Per Reuters, legalization of medical marijuana doesn’t increase traffic fatalities and, in some instances, decreases them
The researchers behind these studies couldn’t prove why this was the case, but they had a few ideas. One is that people are replacing more dangerous substances with cannabis. Someone who was drinking as a way to deal with back pain, for instance, is now putting down the bottle and picking up the pipe. If a person is no longer drinking, then they’re no longer driving drunk, either.
Other people may replace opiates – drugs that are also dangerous when combined with cars – with cannabis. Weed behind the wheel is the lesser of the two evils, even if it remains a bit evil itself.
DUIs for Weed
In Colorado and Washington, the first two states to legalize, drivers are arrested for DUIs if their blood shows THC levels higher than 5ng/ml. But drivers in these states and elsewhere may be arrested based on decisions by Drug Recognition Experts.
According to Nebraska NPR, Drug Recognition Experts are certified law enforcement agents specifically trained to spot drivers driving under the influence of cannabis and other drugs.

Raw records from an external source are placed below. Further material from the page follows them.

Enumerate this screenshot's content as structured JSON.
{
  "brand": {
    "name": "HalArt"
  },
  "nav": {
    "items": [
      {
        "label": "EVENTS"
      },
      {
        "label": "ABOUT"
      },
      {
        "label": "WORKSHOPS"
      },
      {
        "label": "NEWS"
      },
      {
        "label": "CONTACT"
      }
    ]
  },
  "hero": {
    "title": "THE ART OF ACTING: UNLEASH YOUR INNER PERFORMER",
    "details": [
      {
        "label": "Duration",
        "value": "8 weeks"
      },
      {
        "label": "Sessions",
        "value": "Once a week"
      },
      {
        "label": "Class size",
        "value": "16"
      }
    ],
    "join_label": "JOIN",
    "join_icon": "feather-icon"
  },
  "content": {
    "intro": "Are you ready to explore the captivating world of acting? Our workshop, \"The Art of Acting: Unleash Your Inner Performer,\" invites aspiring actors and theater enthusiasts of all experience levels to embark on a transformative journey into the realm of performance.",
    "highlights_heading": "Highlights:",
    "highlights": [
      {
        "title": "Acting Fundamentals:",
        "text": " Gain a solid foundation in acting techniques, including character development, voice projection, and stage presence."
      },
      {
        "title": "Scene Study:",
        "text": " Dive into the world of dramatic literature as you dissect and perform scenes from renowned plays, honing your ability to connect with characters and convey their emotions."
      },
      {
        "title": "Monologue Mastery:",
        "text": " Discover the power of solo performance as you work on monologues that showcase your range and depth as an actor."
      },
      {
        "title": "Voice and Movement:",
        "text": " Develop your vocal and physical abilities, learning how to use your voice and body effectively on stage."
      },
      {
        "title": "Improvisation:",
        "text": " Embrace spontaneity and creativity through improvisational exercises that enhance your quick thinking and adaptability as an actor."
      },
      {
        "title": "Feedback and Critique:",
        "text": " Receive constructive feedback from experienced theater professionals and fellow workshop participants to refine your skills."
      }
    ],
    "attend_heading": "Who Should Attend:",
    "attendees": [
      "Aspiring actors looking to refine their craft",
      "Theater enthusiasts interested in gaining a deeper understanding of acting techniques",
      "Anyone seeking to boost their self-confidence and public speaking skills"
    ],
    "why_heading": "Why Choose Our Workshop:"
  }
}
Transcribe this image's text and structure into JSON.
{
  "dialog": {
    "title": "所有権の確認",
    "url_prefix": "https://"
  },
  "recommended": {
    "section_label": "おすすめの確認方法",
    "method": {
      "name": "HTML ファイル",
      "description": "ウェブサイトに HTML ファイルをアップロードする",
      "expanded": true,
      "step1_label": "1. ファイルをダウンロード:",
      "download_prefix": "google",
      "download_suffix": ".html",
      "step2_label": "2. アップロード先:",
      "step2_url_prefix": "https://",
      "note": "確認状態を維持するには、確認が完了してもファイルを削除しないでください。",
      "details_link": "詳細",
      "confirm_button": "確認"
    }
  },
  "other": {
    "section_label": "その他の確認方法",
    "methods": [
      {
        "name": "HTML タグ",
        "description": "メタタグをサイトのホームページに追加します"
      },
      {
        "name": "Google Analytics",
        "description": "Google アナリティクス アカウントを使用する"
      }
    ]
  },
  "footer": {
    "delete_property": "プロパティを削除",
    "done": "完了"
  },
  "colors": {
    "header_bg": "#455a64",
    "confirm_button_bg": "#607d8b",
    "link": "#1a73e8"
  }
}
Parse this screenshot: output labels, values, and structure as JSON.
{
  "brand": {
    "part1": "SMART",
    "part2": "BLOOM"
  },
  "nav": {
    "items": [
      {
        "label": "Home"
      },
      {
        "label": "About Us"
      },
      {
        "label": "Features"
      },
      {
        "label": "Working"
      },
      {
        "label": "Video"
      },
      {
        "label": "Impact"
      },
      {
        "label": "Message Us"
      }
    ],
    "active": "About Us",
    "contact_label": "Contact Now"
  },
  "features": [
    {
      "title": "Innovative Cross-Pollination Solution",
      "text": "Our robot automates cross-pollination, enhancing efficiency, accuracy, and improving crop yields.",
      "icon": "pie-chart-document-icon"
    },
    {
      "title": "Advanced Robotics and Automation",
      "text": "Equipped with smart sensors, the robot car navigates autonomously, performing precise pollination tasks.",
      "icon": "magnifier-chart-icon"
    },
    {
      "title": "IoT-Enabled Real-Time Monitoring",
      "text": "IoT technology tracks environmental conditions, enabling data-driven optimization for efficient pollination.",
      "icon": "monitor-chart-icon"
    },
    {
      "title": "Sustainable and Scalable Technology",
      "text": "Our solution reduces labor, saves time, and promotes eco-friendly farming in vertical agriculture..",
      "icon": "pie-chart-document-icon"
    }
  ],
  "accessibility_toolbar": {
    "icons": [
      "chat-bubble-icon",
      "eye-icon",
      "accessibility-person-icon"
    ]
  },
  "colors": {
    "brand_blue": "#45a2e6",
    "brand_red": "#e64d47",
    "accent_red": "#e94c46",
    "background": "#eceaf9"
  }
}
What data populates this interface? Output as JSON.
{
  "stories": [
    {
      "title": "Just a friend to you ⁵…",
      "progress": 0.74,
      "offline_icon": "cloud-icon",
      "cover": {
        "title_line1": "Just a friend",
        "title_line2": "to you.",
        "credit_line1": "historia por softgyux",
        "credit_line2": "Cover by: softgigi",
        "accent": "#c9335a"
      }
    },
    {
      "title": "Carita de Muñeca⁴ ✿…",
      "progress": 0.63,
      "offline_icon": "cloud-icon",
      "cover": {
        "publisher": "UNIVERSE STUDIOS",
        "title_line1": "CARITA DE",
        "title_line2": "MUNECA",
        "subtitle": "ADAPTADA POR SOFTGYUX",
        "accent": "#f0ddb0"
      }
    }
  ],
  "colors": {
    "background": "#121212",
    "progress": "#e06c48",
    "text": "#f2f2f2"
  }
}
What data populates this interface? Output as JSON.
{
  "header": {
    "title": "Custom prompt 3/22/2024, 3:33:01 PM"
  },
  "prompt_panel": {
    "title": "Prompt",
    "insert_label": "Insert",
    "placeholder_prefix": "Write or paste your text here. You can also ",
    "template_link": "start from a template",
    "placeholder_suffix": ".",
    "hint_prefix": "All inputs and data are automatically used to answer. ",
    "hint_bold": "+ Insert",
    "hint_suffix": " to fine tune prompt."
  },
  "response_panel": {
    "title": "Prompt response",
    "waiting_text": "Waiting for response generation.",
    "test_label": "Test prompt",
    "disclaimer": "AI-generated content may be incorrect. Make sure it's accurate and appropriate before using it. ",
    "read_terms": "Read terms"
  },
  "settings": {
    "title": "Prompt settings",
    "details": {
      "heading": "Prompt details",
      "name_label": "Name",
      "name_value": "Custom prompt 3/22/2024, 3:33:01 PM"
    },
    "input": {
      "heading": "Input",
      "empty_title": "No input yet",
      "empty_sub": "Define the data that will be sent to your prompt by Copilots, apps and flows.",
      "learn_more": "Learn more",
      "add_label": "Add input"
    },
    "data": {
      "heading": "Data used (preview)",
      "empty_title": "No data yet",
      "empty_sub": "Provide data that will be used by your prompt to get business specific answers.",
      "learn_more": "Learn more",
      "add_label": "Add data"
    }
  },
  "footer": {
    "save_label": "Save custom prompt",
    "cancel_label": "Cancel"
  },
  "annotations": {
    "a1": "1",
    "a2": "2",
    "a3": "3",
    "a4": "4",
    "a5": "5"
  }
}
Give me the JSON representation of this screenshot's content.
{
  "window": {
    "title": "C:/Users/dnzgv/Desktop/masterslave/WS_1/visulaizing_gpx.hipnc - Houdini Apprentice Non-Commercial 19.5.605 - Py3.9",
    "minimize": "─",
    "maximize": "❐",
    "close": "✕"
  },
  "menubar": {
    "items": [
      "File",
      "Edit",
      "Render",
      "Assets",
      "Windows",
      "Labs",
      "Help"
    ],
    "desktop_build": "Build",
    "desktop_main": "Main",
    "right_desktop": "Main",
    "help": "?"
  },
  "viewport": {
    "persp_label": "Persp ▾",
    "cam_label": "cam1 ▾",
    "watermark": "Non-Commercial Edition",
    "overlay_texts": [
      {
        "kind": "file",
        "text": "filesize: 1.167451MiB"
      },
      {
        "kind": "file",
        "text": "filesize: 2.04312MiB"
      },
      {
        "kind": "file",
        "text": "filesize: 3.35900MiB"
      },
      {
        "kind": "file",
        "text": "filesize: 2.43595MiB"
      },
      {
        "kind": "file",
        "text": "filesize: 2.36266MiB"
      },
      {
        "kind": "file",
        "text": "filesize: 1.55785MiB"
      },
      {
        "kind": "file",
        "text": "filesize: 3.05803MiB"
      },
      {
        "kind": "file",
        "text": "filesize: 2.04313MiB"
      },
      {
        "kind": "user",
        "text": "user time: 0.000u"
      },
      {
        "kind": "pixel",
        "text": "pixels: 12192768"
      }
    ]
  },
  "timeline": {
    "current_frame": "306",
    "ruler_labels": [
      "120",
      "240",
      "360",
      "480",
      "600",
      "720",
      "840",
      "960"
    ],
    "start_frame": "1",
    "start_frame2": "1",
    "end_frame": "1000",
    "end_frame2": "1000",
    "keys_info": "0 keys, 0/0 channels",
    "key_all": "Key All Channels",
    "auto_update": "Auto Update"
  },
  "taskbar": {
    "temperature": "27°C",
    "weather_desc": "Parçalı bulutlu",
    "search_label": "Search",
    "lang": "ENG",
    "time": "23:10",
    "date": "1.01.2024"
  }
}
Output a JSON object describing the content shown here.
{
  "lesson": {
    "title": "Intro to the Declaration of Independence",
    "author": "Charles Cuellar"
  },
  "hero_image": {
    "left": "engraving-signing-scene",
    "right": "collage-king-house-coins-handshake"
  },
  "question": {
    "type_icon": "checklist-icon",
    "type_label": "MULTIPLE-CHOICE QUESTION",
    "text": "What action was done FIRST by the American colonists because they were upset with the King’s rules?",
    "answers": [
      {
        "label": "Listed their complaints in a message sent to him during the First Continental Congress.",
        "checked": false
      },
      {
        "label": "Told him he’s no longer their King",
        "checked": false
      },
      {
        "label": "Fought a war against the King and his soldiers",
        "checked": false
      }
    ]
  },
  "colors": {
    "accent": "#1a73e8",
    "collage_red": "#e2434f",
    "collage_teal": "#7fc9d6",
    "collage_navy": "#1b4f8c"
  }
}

Regular patrol officers who suspect a driver is high can call for backup in the form of a Drug Recognition Expert.
Twelve steps exist as part of the expert’s evaluation, steps that are similar to a field sobriety test. The tests assess muscle response, blood pressure, and urine. They involve other steps too, such as asking a driver to tell the officer when thirty seconds has elapsed.
People high on cannabis tend to think time is moving much slower while those on other drugs, like meth, speed it up
Some drivers have tried to challenge these tests in court, arguing that other variables factored into their results. Yet these appeals are often rejected even when taken to the Supreme Court.
Don’t Start Your Engines
In the end, it’s probably safe to say that driving while high isn’t nearly as dangerous as prohibitionists want people to think (and it’s certainly not as dangerous as driving while drunk), yet it’s not without its risks. Weed does alter our ability to function to some degree (but, of course, this differs by type and strain). Anything that does this should be used with caution whenever driving is involved. It’s always better to be safe than sorry. So, if you’re a user, call an Uber.